The core curriculum is built on the four areas of needs identified within the SEN Code of Practice. Each area of need has five goals identified. These broadly relate to targets set within the EHCPs for the children in the class. By focusing on these areas as the core provision we can ensure that we are working towards the children’s needs.
These are the foundation skills all children need but the children within the Resource Base find challenging. The main focus of need for the RB is as its designation states – complex needs. This means that there are generally two or more areas of need which impact on the development in another. On the whole these are social interaction (pre-dominantly linked with ASD) and self-regulation. These are the children’s biggest barriers and therefore the main focus of the curriculum.
Beyond this core curriculum we aim to provide a rich and meaningful range of enrichment and enhancement experiences which will bring learning to life. This will be identified from three main sources: children’s motivations and interests, events in the world around them (eg harvest, seasonal changes, Christmas) and created opportunities (eg animal handling experiences, swimming.)
Children’s engagement with these opportunities and experiences will be tracked separately to inform future planning and to illustrate that children are engaging in a broad curriculum beyond potentially narrow fields of personal interest.

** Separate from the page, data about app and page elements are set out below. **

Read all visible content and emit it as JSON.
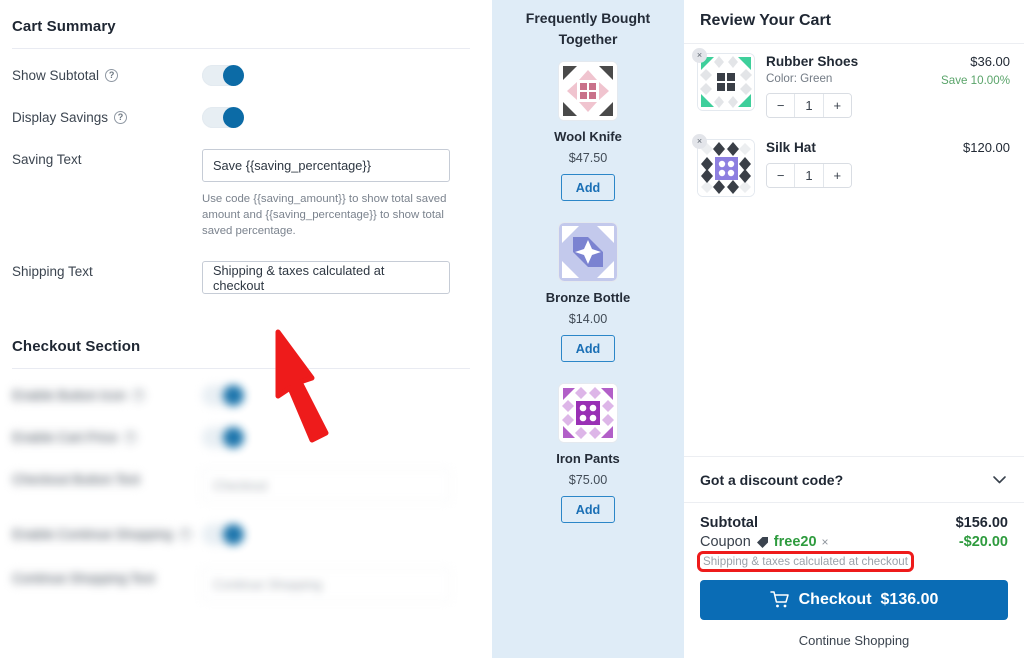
{
  "settings": {
    "cart_summary": {
      "title": "Cart Summary",
      "show_subtotal": {
        "label": "Show Subtotal",
        "help": "?",
        "value": "on"
      },
      "display_savings": {
        "label": "Display Savings",
        "help": "?",
        "value": "on"
      },
      "saving_text": {
        "label": "Saving Text",
        "value": "Save {{saving_percentage}}",
        "hint": "Use code {{saving_amount}} to show total saved amount and {{saving_percentage}} to show total saved percentage."
      },
      "shipping_text": {
        "label": "Shipping Text",
        "value": "Shipping & taxes calculated at checkout"
      }
    },
    "checkout_section": {
      "title": "Checkout Section",
      "rows": [
        {
          "label": "Enable Button Icon",
          "type": "toggle",
          "value": "on"
        },
        {
          "label": "Enable Cart Price",
          "type": "toggle",
          "value": "on"
        },
        {
          "label": "Checkout Button Text",
          "type": "text",
          "value": "Checkout"
        },
        {
          "label": "Enable Continue Shopping",
          "type": "toggle",
          "value": "on"
        },
        {
          "label": "Continue Shopping Text",
          "type": "text",
          "value": "Continue Shopping"
        }
      ]
    }
  },
  "fbt": {
    "title": "Frequently Bought Together",
    "add_label": "Add",
    "products": [
      {
        "name": "Wool Knife",
        "price": "$47.50",
        "swatch": "#c9718a",
        "accent": "#4a4a4a",
        "light": "#f0c4cf"
      },
      {
        "name": "Bronze Bottle",
        "price": "$14.00",
        "swatch": "#7b83d1",
        "accent": "#5b66c4",
        "light": "#c3c9ec"
      },
      {
        "name": "Iron Pants",
        "price": "$75.00",
        "swatch": "#9930b5",
        "accent": "#b25fc8",
        "light": "#ddb6e8"
      }
    ]
  },
  "cart": {
    "header": "Review Your Cart",
    "remove_glyph": "×",
    "items": [
      {
        "name": "Rubber Shoes",
        "variant": "Color: Green",
        "price": "$36.00",
        "save": "Save 10.00%",
        "qty": "1",
        "minus": "−",
        "plus": "+",
        "swatch": "#3ecf9b",
        "accent": "#3a3f47",
        "light": "#e3e5e8"
      },
      {
        "name": "Silk Hat",
        "variant": "",
        "price": "$120.00",
        "save": "",
        "qty": "1",
        "minus": "−",
        "plus": "+",
        "swatch": "#8d7fe0",
        "accent": "#3a3f47",
        "light": "#e9eaec"
      }
    ],
    "discount": {
      "label": "Got a discount code?",
      "chevron": "chevron-down"
    },
    "totals": {
      "subtotal_label": "Subtotal",
      "subtotal_value": "$156.00",
      "coupon_label": "Coupon",
      "coupon_code": "free20",
      "coupon_remove": "×",
      "coupon_value": "-$20.00",
      "shipping_note": "Shipping & taxes calculated at checkout"
    },
    "checkout_button": {
      "label": "Checkout",
      "amount": "$136.00",
      "icon": "cart-icon"
    },
    "continue_link": "Continue Shopping"
  },
  "annotation": {
    "arrow_color": "#ee1b1b",
    "highlight_color": "#ee1b1b"
  },
  "colors": {
    "accent_blue": "#0a6cb5",
    "toggle_blue": "#0c6ba6",
    "fbt_background": "#dfecf7",
    "savings_green": "#5aa46a",
    "coupon_green": "#2e9b3e"
  }
}
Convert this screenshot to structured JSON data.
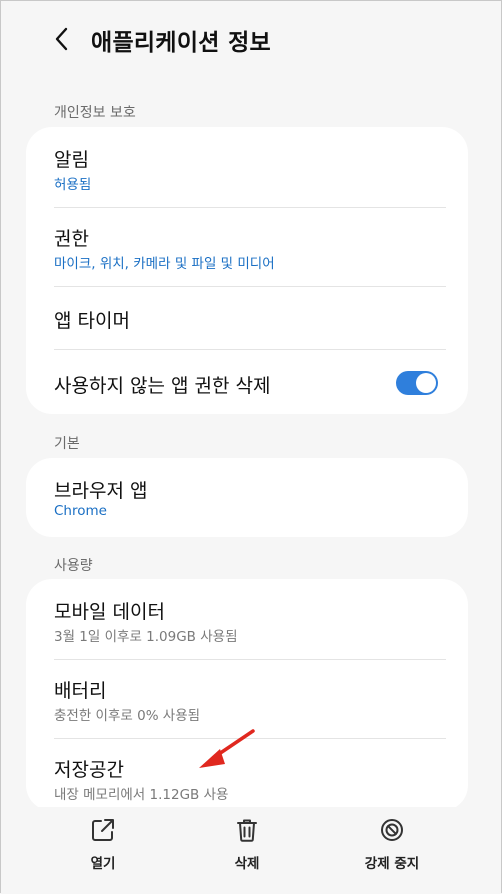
{
  "header": {
    "title": "애플리케이션 정보"
  },
  "sections": {
    "privacy": {
      "label": "개인정보 보호"
    },
    "basic": {
      "label": "기본"
    },
    "usage": {
      "label": "사용량"
    }
  },
  "privacy_items": {
    "notifications": {
      "title": "알림",
      "subtitle": "허용됨"
    },
    "permissions": {
      "title": "권한",
      "subtitle": "마이크, 위치, 카메라 및 파일 및 미디어"
    },
    "app_timer": {
      "title": "앱 타이머"
    },
    "remove_permissions": {
      "title": "사용하지 않는 앱 권한 삭제",
      "toggle_on": true
    }
  },
  "basic_items": {
    "browser_app": {
      "title": "브라우저 앱",
      "subtitle": "Chrome"
    }
  },
  "usage_items": {
    "mobile_data": {
      "title": "모바일 데이터",
      "subtitle": "3월 1일 이후로 1.09GB 사용됨"
    },
    "battery": {
      "title": "배터리",
      "subtitle": "충전한 이후로 0% 사용됨"
    },
    "storage": {
      "title": "저장공간",
      "subtitle": "내장 메모리에서 1.12GB 사용"
    }
  },
  "bottom_actions": {
    "open": {
      "label": "열기",
      "icon": "open-external-icon"
    },
    "uninstall": {
      "label": "삭제",
      "icon": "trash-icon"
    },
    "force_stop": {
      "label": "강제 중지",
      "icon": "block-icon"
    }
  },
  "colors": {
    "accent": "#2f7fdc",
    "link": "#1a6fc4",
    "annotation_arrow": "#e0281f"
  }
}
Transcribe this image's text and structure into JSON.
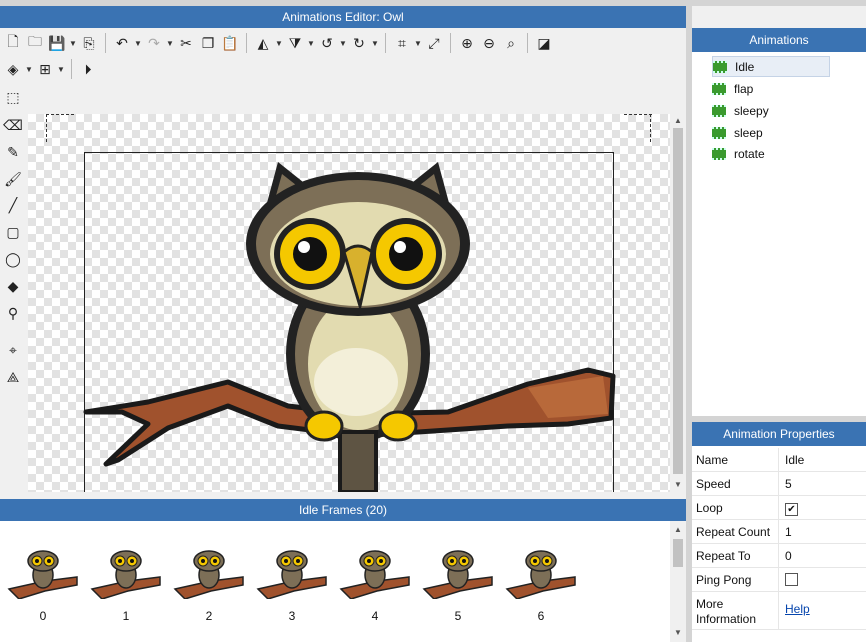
{
  "window": {
    "title": "Animations Editor: Owl"
  },
  "toolbar": {
    "row1": [
      "new-file-icon",
      "open-folder-icon",
      "save-icon",
      "export-icon",
      "undo-icon",
      "redo-icon",
      "cut-icon",
      "copy-icon",
      "paste-icon",
      "flip-horizontal-icon",
      "flip-vertical-icon",
      "rotate-left-icon",
      "rotate-right-icon",
      "crop-icon",
      "resize-icon",
      "zoom-in-icon",
      "zoom-out-icon",
      "zoom-fit-icon",
      "invert-icon"
    ],
    "row2": [
      "layers-icon",
      "grid-icon",
      "play-icon"
    ]
  },
  "tools": [
    "select-icon",
    "eraser-icon",
    "pencil-icon",
    "brush-icon",
    "line-icon",
    "rectangle-icon",
    "ellipse-icon",
    "fill-icon",
    "eyedropper-icon",
    "origin-icon",
    "bone-icon"
  ],
  "frames": {
    "header": "Idle Frames (20)",
    "items": [
      "0",
      "1",
      "2",
      "3",
      "4",
      "5",
      "6"
    ]
  },
  "animations": {
    "header": "Animations",
    "items": [
      "Idle",
      "flap",
      "sleepy",
      "sleep",
      "rotate"
    ],
    "selected": "Idle"
  },
  "properties": {
    "header": "Animation Properties",
    "rows": [
      {
        "key": "Name",
        "value": "Idle"
      },
      {
        "key": "Speed",
        "value": "5"
      },
      {
        "key": "Loop",
        "checked": true
      },
      {
        "key": "Repeat Count",
        "value": "1"
      },
      {
        "key": "Repeat To",
        "value": "0"
      },
      {
        "key": "Ping Pong",
        "checked": false
      },
      {
        "key": "More Information",
        "value": "Help"
      }
    ]
  },
  "colors": {
    "header": "#3a73b3",
    "accent_green": "#3a9a2e"
  }
}
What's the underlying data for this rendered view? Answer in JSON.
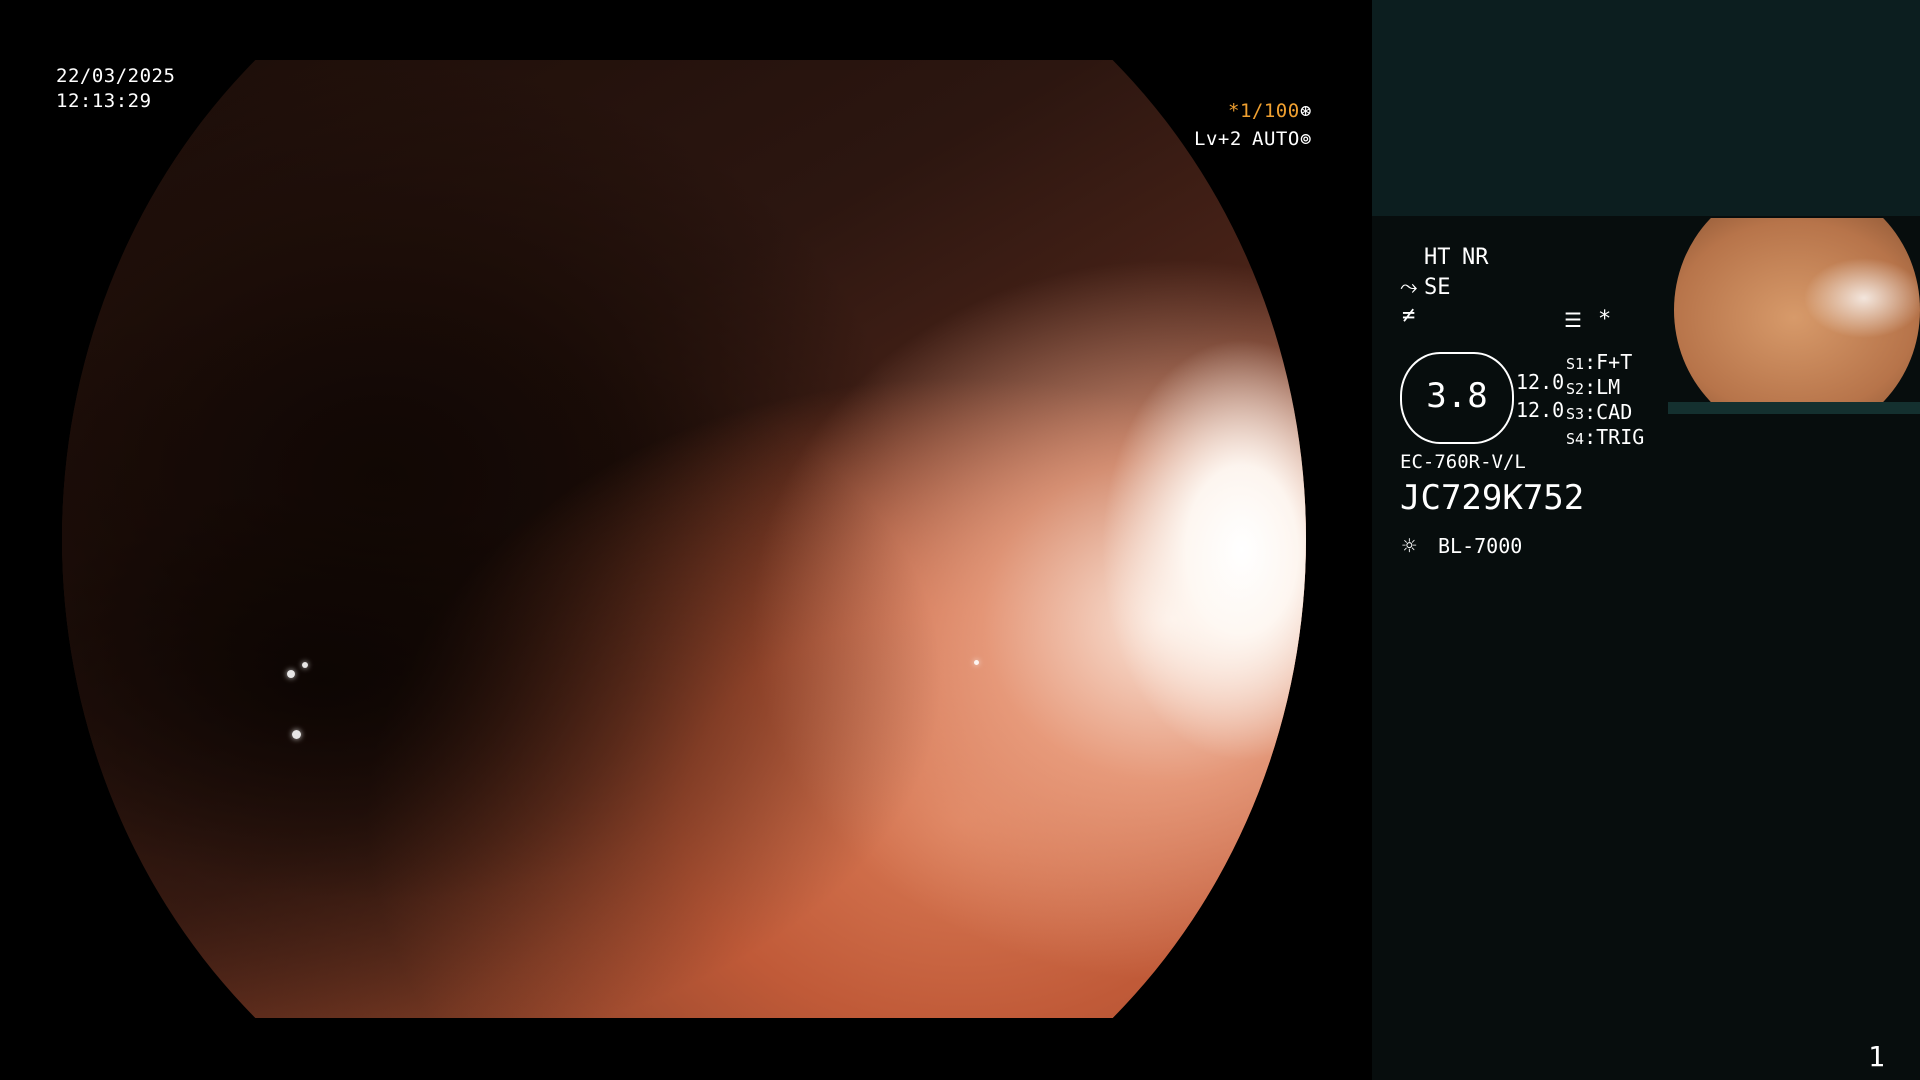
{
  "datetime": {
    "date": "22/03/2025",
    "time": "12:13:29"
  },
  "overlay": {
    "shutter": "*1/100",
    "level": "Lv+2",
    "mode": "AUTO"
  },
  "settings": {
    "ht": "HT",
    "nr": "NR",
    "se": "SE",
    "star": "*",
    "zoom": "3.8",
    "value1": "12.0",
    "value2": "12.0",
    "s1_key": "S1",
    "s1_val": "F+T",
    "s2_key": "S2",
    "s2_val": "LM",
    "s3_key": "S3",
    "s3_val": "CAD",
    "s4_key": "S4",
    "s4_val": "TRIG"
  },
  "device": {
    "scope_model": "EC-760R-V/L",
    "serial": "JC729K752",
    "light_source": "BL-7000"
  },
  "page_number": "1",
  "colors": {
    "accent_orange": "#f0a030",
    "sidebar_bg": "#070d0d",
    "sidebar_top_bg": "#0c1e1f"
  },
  "icons": [
    "shutter-icon",
    "auto-iris-icon",
    "scope-icon",
    "structure-icon",
    "preset-icon",
    "light-source-icon"
  ]
}
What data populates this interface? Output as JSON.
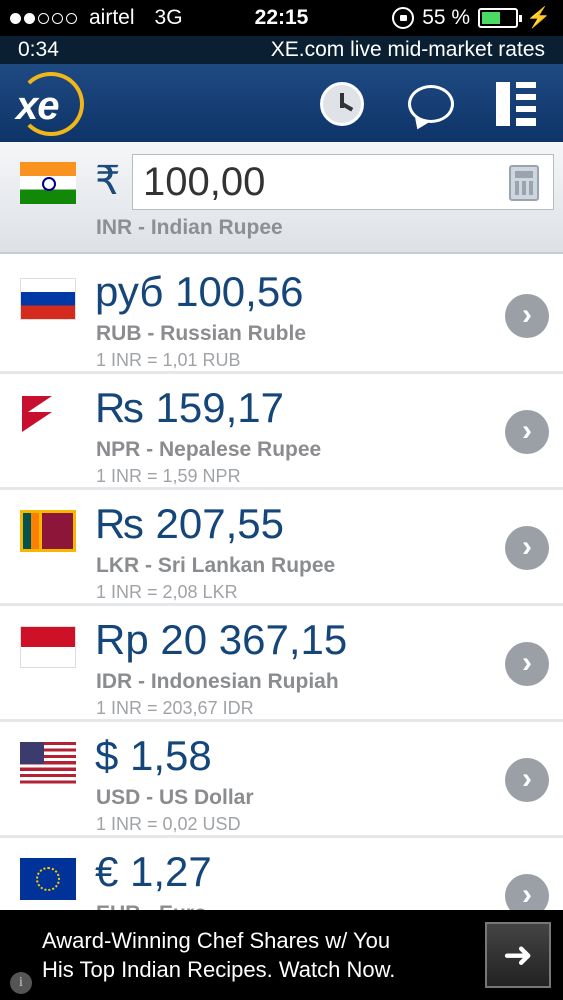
{
  "status_bar": {
    "carrier": "airtel",
    "network": "3G",
    "time": "22:15",
    "battery_percent": "55 %",
    "battery_level": 0.55
  },
  "info_bar": {
    "timer": "0:34",
    "rates_text": "XE.com live mid-market rates"
  },
  "header": {
    "logo_text": "xe"
  },
  "base": {
    "symbol": "₹",
    "amount": "100,00",
    "name": "INR - Indian Rupee"
  },
  "rows": [
    {
      "symbol_value": "руб 100,56",
      "name": "RUB - Russian Ruble",
      "rate": "1 INR = 1,01 RUB"
    },
    {
      "symbol_value": "₨ 159,17",
      "name": "NPR - Nepalese Rupee",
      "rate": "1 INR = 1,59 NPR"
    },
    {
      "symbol_value": "₨ 207,55",
      "name": "LKR - Sri Lankan Rupee",
      "rate": "1 INR = 2,08 LKR"
    },
    {
      "symbol_value": "Rp 20 367,15",
      "name": "IDR - Indonesian Rupiah",
      "rate": "1 INR = 203,67 IDR"
    },
    {
      "symbol_value": "$ 1,58",
      "name": "USD - US Dollar",
      "rate": "1 INR = 0,02 USD"
    },
    {
      "symbol_value": "€ 1,27",
      "name": "EUR - Euro",
      "rate": ""
    }
  ],
  "ad": {
    "line1": "Award-Winning Chef Shares w/ You",
    "line2": "His Top Indian Recipes. Watch Now."
  }
}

This aspect of the curriculum will be emergent in that it will stem from ‘in the moment’ and meaningful opportunities rather than a pre-planned themes or topics.
This aspect of the curriculum will be monitored to ensure that children are experiencing a breadth of learning as illustrated within the National Curriculum. Opportunities to learn about science, the history and geography of the world, people’s beliefs and customs as well as creative opportunities are as important as the core curriculum. Progress within the core curriculum will help children to access the enrichment curriculum. The enrichment curriculum will bring the core curriculum to life.
For some children there will be appropriate opportunities available within the mainstream curriculum for them to integrate their learning. This is the benefit of a Resource Base within a mainstream school. For some children this may be specific academic lessons (eg English or maths) or because of a particular skill or interest (eg art, music or PE). There are also further opportunities on a daily basis including break and lunch times, assemblies and special events such as performances. These opportunities will be planned on an individual basis to meet children’s needs without overwhelming them.
Through these three strands a personalised, highly engaging, multi-sensory approach is built. Targeted and specialised approaches are used including Attention Autism (Bucket Time) sessions, Intensive Interactions, the TEACCh approach and Sensory Stories. These are supplemented by language and communication approaches including Colourful Semantics, Makaton and a huge range of visual supports.